Wisdom from the Sportswoman of the Year

Wisdom from the Sportswoman of the Year

Pat Summitt. The name brings to mind excellence, championships and that steely blue gaze that quickly motivates others to perform. She unquestionably set the standard for what every coach in America seeks to create: a winning tradition.

Last fall, she courageously made her diagnosis of early-onset dementia public, causing players and fans alike to rally around her. It would have been easier to keep it private, but leaders like Pat Summitt know the power of influence and willingly step into arenas where that influence can be used for the greater good.

Sports Illustrated named Summitt Sportswoman of the year last December. The article by Alexander Wolff highlighted some of the lessons Summitt learned along her coaching journey and the adjustments she made. There’s so much for us to learn from leaders like Pat Summitt!

A few points from the article that stood out to me (my short thoughts in blue italics):


To practice their craft, both [Summitt & Kryzyzewski, the SportsMan of the Year] reach beyond athletics to borrow from the worlds of management and psychology…For Summitt to coach this way means having team members bring in family scrapbooks to pass around. It means taking personality inventories and sharing the results among players and coaches to sensitize everyone to one another’s peculiarities.

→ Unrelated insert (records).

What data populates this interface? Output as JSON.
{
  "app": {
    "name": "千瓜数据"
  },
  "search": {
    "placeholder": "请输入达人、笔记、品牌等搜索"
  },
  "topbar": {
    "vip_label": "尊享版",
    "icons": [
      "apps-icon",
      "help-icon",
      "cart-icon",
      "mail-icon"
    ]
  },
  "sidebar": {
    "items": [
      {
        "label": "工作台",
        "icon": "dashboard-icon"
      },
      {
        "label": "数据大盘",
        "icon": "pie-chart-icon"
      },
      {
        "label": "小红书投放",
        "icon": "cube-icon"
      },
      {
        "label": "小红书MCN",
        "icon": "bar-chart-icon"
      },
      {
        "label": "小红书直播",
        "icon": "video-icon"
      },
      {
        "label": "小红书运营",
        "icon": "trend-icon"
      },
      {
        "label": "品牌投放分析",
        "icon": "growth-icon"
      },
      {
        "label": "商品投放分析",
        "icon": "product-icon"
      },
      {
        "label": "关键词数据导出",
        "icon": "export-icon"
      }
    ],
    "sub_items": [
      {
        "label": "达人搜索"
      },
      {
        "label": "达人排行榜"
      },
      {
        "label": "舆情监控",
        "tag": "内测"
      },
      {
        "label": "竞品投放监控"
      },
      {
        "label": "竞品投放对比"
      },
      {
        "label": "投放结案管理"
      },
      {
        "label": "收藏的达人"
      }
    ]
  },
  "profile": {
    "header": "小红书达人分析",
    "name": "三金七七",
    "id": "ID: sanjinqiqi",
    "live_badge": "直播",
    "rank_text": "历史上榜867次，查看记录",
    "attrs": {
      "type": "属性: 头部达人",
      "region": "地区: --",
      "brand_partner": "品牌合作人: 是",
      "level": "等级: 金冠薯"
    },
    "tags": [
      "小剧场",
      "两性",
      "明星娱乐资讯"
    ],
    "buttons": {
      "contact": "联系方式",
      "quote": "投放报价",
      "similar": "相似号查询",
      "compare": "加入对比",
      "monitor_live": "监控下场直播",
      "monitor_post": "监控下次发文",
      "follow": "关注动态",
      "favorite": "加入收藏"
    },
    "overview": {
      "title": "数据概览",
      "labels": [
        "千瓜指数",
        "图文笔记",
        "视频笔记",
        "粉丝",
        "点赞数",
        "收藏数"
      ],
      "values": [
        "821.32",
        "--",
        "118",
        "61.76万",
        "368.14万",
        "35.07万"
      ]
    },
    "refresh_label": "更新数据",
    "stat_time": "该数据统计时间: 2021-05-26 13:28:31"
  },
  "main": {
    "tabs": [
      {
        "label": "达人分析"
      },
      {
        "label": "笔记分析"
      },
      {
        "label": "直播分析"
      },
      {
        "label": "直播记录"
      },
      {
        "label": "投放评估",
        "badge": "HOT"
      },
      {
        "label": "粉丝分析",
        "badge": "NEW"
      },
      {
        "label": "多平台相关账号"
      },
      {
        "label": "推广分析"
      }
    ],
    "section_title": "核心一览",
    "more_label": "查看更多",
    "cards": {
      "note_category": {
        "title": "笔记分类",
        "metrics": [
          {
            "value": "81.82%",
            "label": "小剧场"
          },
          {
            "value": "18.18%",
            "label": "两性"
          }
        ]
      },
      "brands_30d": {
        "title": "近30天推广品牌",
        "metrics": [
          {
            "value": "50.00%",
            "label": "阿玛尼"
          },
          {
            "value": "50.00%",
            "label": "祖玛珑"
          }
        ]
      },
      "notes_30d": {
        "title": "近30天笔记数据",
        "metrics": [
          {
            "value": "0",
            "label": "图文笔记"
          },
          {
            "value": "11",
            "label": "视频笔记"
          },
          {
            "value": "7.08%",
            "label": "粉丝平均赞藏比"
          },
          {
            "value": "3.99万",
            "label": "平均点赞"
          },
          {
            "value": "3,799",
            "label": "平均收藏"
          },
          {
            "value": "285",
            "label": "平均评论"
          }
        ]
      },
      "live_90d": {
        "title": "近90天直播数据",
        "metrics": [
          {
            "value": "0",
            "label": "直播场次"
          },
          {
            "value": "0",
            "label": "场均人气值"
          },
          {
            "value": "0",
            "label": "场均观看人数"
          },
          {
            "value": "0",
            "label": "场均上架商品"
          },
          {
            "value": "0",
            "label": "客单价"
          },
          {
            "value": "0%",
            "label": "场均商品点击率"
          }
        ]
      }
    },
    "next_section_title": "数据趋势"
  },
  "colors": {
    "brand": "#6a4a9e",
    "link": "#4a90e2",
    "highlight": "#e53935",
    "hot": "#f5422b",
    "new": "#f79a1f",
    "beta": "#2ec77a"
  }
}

Love this because I use something similar (Real Colors) with teams.
I built a wall of reserve and thought that reserve was the same as authority…I was so busy being tough, I didn’t understand the value of getting to know the players on a deeper level, their real strengths and vulnerabilities.
Can’t overstate the value of getting to know your players as people! Builds trust.
It took a dozen years for Summitt to realize she would get more from her players if she didn’t browbeat and overcoach them.
Most athletes respond better to a more positive approach.
She figured out how to frame criticism as a challenge, to bring out the competitor in each. She spared them the humiliating practices in unwashed game jerseys after they returned home from losses, and introduced the scrapbook sessions and personality profiling tool.
Showing respect and love motivates better than humiliation.
I worked everybody so hard because I thought it would make up for my youth and deficiencies. [Now] I was secure in my abilities and I was secure in our players. I had developed relationships with them so I sensed what they needed.
Knowing who you are and who you’re not frees you up to be yourself and focus on your players.